_Your objective_
Could you reproduce all the entries under this sentence exactly, leaving the images aside?

Data items:
--- START ---

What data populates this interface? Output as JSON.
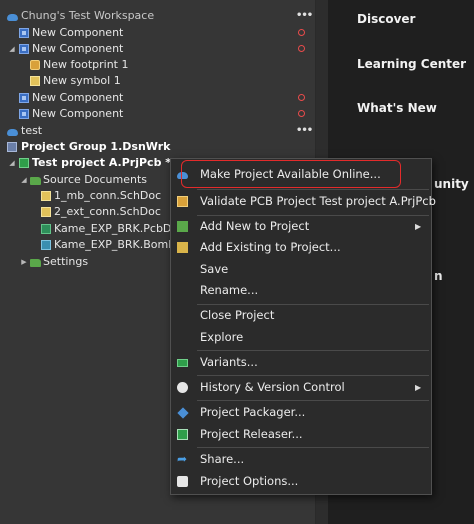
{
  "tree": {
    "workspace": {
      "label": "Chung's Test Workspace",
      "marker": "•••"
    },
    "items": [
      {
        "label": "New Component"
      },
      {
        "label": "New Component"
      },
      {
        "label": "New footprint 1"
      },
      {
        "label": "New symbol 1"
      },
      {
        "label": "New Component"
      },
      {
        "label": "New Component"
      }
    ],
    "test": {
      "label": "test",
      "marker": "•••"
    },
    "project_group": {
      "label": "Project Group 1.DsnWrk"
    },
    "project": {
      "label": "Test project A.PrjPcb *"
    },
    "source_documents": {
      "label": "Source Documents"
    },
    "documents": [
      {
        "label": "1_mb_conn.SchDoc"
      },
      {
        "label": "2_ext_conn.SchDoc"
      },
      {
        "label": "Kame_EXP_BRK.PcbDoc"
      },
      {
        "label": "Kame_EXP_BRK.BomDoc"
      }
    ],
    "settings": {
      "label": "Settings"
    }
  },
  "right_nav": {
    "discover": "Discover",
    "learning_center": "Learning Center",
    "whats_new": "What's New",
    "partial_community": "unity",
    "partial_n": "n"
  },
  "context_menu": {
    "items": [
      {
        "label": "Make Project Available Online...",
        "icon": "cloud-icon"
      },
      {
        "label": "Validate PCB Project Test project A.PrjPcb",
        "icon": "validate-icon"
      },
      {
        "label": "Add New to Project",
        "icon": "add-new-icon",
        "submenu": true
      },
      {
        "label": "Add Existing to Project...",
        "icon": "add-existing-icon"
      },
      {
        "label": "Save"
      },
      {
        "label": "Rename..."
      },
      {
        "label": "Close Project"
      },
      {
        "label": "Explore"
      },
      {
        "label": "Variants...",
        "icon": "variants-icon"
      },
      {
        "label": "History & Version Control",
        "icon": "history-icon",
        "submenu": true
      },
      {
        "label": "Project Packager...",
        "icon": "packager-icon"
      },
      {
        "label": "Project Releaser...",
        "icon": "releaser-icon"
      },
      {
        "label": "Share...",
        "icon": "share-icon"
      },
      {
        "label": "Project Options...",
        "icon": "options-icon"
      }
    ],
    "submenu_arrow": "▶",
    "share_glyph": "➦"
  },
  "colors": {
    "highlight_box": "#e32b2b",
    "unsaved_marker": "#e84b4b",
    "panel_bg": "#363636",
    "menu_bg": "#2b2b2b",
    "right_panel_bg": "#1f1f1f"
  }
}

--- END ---

_Task output_
What data populates this interface? Output as JSON.
{
  "tree": {
    "workspace": {
      "label": "Chung's Test Workspace",
      "marker": "•••"
    },
    "items": [
      {
        "label": "New Component"
      },
      {
        "label": "New Component"
      },
      {
        "label": "New footprint 1"
      },
      {
        "label": "New symbol 1"
      },
      {
        "label": "New Component"
      },
      {
        "label": "New Component"
      }
    ],
    "test": {
      "label": "test",
      "marker": "•••"
    },
    "project_group": {
      "label": "Project Group 1.DsnWrk"
    },
    "project": {
      "label": "Test project A.PrjPcb *"
    },
    "source_documents": {
      "label": "Source Documents"
    },
    "documents": [
      {
        "label": "1_mb_conn.SchDoc"
      },
      {
        "label": "2_ext_conn.SchDoc"
      },
      {
        "label": "Kame_EXP_BRK.PcbDoc"
      },
      {
        "label": "Kame_EXP_BRK.BomDoc"
      }
    ],
    "settings": {
      "label": "Settings"
    }
  },
  "right_nav": {
    "discover": "Discover",
    "learning_center": "Learning Center",
    "whats_new": "What's New",
    "partial_community": "unity",
    "partial_n": "n"
  },
  "context_menu": {
    "items": [
      {
        "label": "Make Project Available Online...",
        "icon": "cloud-icon"
      },
      {
        "label": "Validate PCB Project Test project A.PrjPcb",
        "icon": "validate-icon"
      },
      {
        "label": "Add New to Project",
        "icon": "add-new-icon",
        "submenu": true
      },
      {
        "label": "Add Existing to Project...",
        "icon": "add-existing-icon"
      },
      {
        "label": "Save"
      },
      {
        "label": "Rename..."
      },
      {
        "label": "Close Project"
      },
      {
        "label": "Explore"
      },
      {
        "label": "Variants...",
        "icon": "variants-icon"
      },
      {
        "label": "History & Version Control",
        "icon": "history-icon",
        "submenu": true
      },
      {
        "label": "Project Packager...",
        "icon": "packager-icon"
      },
      {
        "label": "Project Releaser...",
        "icon": "releaser-icon"
      },
      {
        "label": "Share...",
        "icon": "share-icon"
      },
      {
        "label": "Project Options...",
        "icon": "options-icon"
      }
    ],
    "submenu_arrow": "▶",
    "share_glyph": "➦"
  },
  "colors": {
    "highlight_box": "#e32b2b",
    "unsaved_marker": "#e84b4b",
    "panel_bg": "#363636",
    "menu_bg": "#2b2b2b",
    "right_panel_bg": "#1f1f1f"
  }
}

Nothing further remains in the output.